• **Directions**
Reproduce the entries so that every line matches the original exactly.
Task material below:
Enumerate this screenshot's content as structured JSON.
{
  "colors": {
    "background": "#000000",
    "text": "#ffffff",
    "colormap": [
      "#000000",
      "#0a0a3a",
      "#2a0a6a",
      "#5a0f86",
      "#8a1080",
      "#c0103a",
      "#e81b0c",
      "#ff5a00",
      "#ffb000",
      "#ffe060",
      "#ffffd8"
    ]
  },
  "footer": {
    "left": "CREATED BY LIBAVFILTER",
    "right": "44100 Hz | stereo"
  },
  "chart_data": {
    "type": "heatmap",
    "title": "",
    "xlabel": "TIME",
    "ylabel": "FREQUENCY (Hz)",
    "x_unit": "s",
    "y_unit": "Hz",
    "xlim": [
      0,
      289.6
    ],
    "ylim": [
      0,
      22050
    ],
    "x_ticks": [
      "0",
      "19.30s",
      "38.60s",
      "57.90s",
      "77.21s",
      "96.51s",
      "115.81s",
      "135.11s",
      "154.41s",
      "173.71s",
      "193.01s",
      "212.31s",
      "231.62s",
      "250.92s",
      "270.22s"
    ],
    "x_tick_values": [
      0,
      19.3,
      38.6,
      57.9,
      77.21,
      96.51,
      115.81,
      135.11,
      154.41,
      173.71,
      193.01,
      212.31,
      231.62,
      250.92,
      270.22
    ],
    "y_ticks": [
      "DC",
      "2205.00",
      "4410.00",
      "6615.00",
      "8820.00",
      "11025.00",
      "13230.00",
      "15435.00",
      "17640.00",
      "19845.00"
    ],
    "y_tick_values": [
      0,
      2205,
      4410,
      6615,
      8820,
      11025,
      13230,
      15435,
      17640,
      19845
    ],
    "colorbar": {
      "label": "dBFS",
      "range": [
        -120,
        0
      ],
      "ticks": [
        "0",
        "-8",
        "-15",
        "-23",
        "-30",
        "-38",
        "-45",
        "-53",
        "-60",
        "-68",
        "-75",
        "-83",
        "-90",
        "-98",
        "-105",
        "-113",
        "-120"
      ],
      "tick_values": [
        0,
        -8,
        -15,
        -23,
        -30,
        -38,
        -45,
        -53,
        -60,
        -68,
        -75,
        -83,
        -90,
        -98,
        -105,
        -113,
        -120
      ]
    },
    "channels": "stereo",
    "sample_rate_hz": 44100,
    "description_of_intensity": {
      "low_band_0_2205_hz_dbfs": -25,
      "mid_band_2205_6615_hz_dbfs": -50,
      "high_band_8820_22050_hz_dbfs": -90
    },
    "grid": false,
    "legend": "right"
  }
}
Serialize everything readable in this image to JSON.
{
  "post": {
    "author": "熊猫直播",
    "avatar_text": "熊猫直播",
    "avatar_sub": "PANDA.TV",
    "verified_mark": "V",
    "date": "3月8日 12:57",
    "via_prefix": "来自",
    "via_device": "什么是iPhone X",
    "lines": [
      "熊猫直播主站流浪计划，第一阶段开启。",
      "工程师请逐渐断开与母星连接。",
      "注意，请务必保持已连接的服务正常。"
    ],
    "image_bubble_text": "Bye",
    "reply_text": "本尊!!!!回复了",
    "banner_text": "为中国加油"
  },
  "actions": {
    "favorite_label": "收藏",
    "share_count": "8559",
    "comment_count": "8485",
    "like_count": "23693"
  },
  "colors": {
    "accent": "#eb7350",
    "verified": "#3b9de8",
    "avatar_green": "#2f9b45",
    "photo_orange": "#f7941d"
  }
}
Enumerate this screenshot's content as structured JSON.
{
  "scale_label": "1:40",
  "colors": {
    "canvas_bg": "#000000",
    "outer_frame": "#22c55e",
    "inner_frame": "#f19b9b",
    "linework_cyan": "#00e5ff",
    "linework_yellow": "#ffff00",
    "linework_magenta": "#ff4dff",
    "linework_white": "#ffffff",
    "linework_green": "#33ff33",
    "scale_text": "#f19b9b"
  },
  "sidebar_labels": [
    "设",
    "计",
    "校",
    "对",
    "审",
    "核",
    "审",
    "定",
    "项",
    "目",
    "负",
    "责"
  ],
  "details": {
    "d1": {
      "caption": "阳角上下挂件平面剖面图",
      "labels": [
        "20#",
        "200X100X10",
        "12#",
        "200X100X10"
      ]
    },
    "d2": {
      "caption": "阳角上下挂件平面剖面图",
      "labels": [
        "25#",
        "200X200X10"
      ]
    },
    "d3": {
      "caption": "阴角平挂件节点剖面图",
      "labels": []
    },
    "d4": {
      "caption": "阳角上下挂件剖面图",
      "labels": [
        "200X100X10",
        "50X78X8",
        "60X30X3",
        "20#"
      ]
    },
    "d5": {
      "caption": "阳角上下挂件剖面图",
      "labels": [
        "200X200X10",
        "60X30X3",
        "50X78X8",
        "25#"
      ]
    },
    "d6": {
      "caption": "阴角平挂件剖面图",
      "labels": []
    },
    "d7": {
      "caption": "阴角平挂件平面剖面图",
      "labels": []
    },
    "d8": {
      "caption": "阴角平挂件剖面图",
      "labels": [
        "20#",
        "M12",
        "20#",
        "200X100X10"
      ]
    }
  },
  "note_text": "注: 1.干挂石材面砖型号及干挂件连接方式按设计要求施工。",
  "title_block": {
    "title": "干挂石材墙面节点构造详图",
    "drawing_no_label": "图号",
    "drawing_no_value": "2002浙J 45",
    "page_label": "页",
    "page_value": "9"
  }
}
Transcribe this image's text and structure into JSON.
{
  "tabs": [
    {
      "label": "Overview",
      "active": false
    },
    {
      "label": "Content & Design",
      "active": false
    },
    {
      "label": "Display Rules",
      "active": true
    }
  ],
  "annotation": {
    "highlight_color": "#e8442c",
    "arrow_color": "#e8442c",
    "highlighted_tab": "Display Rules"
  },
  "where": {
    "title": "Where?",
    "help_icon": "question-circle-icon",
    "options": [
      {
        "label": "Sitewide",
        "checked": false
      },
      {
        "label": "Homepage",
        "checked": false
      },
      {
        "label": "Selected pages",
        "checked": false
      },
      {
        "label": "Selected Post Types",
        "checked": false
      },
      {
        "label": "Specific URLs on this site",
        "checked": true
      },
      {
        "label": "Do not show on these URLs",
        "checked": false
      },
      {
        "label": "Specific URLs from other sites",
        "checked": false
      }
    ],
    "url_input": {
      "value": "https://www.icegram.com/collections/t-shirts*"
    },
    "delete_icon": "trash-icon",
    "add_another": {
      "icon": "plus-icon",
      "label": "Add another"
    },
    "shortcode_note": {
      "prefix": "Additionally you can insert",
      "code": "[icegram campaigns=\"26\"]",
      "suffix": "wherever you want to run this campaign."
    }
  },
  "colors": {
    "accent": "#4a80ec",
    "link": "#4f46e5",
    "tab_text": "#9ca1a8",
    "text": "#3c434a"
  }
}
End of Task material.
• **Your solution**
Enumerate this screenshot's content as structured JSON.
{
  "colors": {
    "background": "#000000",
    "text": "#ffffff",
    "colormap": [
      "#000000",
      "#0a0a3a",
      "#2a0a6a",
      "#5a0f86",
      "#8a1080",
      "#c0103a",
      "#e81b0c",
      "#ff5a00",
      "#ffb000",
      "#ffe060",
      "#ffffd8"
    ]
  },
  "footer": {
    "left": "CREATED BY LIBAVFILTER",
    "right": "44100 Hz | stereo"
  },
  "chart_data": {
    "type": "heatmap",
    "title": "",
    "xlabel": "TIME",
    "ylabel": "FREQUENCY (Hz)",
    "x_unit": "s",
    "y_unit": "Hz",
    "xlim": [
      0,
      289.6
    ],
    "ylim": [
      0,
      22050
    ],
    "x_ticks": [
      "0",
      "19.30s",
      "38.60s",
      "57.90s",
      "77.21s",
      "96.51s",
      "115.81s",
      "135.11s",
      "154.41s",
      "173.71s",
      "193.01s",
      "212.31s",
      "231.62s",
      "250.92s",
      "270.22s"
    ],
    "x_tick_values": [
      0,
      19.3,
      38.6,
      57.9,
      77.21,
      96.51,
      115.81,
      135.11,
      154.41,
      173.71,
      193.01,
      212.31,
      231.62,
      250.92,
      270.22
    ],
    "y_ticks": [
      "DC",
      "2205.00",
      "4410.00",
      "6615.00",
      "8820.00",
      "11025.00",
      "13230.00",
      "15435.00",
      "17640.00",
      "19845.00"
    ],
    "y_tick_values": [
      0,
      2205,
      4410,
      6615,
      8820,
      11025,
      13230,
      15435,
      17640,
      19845
    ],
    "colorbar": {
      "label": "dBFS",
      "range": [
        -120,
        0
      ],
      "ticks": [
        "0",
        "-8",
        "-15",
        "-23",
        "-30",
        "-38",
        "-45",
        "-53",
        "-60",
        "-68",
        "-75",
        "-83",
        "-90",
        "-98",
        "-105",
        "-113",
        "-120"
      ],
      "tick_values": [
        0,
        -8,
        -15,
        -23,
        -30,
        -38,
        -45,
        -53,
        -60,
        -68,
        -75,
        -83,
        -90,
        -98,
        -105,
        -113,
        -120
      ]
    },
    "channels": "stereo",
    "sample_rate_hz": 44100,
    "description_of_intensity": {
      "low_band_0_2205_hz_dbfs": -25,
      "mid_band_2205_6615_hz_dbfs": -50,
      "high_band_8820_22050_hz_dbfs": -90
    },
    "grid": false,
    "legend": "right"
  }
}
Serialize everything readable in this image to JSON.
{
  "post": {
    "author": "熊猫直播",
    "avatar_text": "熊猫直播",
    "avatar_sub": "PANDA.TV",
    "verified_mark": "V",
    "date": "3月8日 12:57",
    "via_prefix": "来自",
    "via_device": "什么是iPhone X",
    "lines": [
      "熊猫直播主站流浪计划，第一阶段开启。",
      "工程师请逐渐断开与母星连接。",
      "注意，请务必保持已连接的服务正常。"
    ],
    "image_bubble_text": "Bye",
    "reply_text": "本尊!!!!回复了",
    "banner_text": "为中国加油"
  },
  "actions": {
    "favorite_label": "收藏",
    "share_count": "8559",
    "comment_count": "8485",
    "like_count": "23693"
  },
  "colors": {
    "accent": "#eb7350",
    "verified": "#3b9de8",
    "avatar_green": "#2f9b45",
    "photo_orange": "#f7941d"
  }
}
Enumerate this screenshot's content as structured JSON.
{
  "scale_label": "1:40",
  "colors": {
    "canvas_bg": "#000000",
    "outer_frame": "#22c55e",
    "inner_frame": "#f19b9b",
    "linework_cyan": "#00e5ff",
    "linework_yellow": "#ffff00",
    "linework_magenta": "#ff4dff",
    "linework_white": "#ffffff",
    "linework_green": "#33ff33",
    "scale_text": "#f19b9b"
  },
  "sidebar_labels": [
    "设",
    "计",
    "校",
    "对",
    "审",
    "核",
    "审",
    "定",
    "项",
    "目",
    "负",
    "责"
  ],
  "details": {
    "d1": {
      "caption": "阳角上下挂件平面剖面图",
      "labels": [
        "20#",
        "200X100X10",
        "12#",
        "200X100X10"
      ]
    },
    "d2": {
      "caption": "阳角上下挂件平面剖面图",
      "labels": [
        "25#",
        "200X200X10"
      ]
    },
    "d3": {
      "caption": "阴角平挂件节点剖面图",
      "labels": []
    },
    "d4": {
      "caption": "阳角上下挂件剖面图",
      "labels": [
        "200X100X10",
        "50X78X8",
        "60X30X3",
        "20#"
      ]
    },
    "d5": {
      "caption": "阳角上下挂件剖面图",
      "labels": [
        "200X200X10",
        "60X30X3",
        "50X78X8",
        "25#"
      ]
    },
    "d6": {
      "caption": "阴角平挂件剖面图",
      "labels": []
    },
    "d7": {
      "caption": "阴角平挂件平面剖面图",
      "labels": []
    },
    "d8": {
      "caption": "阴角平挂件剖面图",
      "labels": [
        "20#",
        "M12",
        "20#",
        "200X100X10"
      ]
    }
  },
  "note_text": "注: 1.干挂石材面砖型号及干挂件连接方式按设计要求施工。",
  "title_block": {
    "title": "干挂石材墙面节点构造详图",
    "drawing_no_label": "图号",
    "drawing_no_value": "2002浙J 45",
    "page_label": "页",
    "page_value": "9"
  }
}
Transcribe this image's text and structure into JSON.
{
  "tabs": [
    {
      "label": "Overview",
      "active": false
    },
    {
      "label": "Content & Design",
      "active": false
    },
    {
      "label": "Display Rules",
      "active": true
    }
  ],
  "annotation": {
    "highlight_color": "#e8442c",
    "arrow_color": "#e8442c",
    "highlighted_tab": "Display Rules"
  },
  "where": {
    "title": "Where?",
    "help_icon": "question-circle-icon",
    "options": [
      {
        "label": "Sitewide",
        "checked": false
      },
      {
        "label": "Homepage",
        "checked": false
      },
      {
        "label": "Selected pages",
        "checked": false
      },
      {
        "label": "Selected Post Types",
        "checked": false
      },
      {
        "label": "Specific URLs on this site",
        "checked": true
      },
      {
        "label": "Do not show on these URLs",
        "checked": false
      },
      {
        "label": "Specific URLs from other sites",
        "checked": false
      }
    ],
    "url_input": {
      "value": "https://www.icegram.com/collections/t-shirts*"
    },
    "delete_icon": "trash-icon",
    "add_another": {
      "icon": "plus-icon",
      "label": "Add another"
    },
    "shortcode_note": {
      "prefix": "Additionally you can insert",
      "code": "[icegram campaigns=\"26\"]",
      "suffix": "wherever you want to run this campaign."
    }
  },
  "colors": {
    "accent": "#4a80ec",
    "link": "#4f46e5",
    "tab_text": "#9ca1a8",
    "text": "#3c434a"
  }
}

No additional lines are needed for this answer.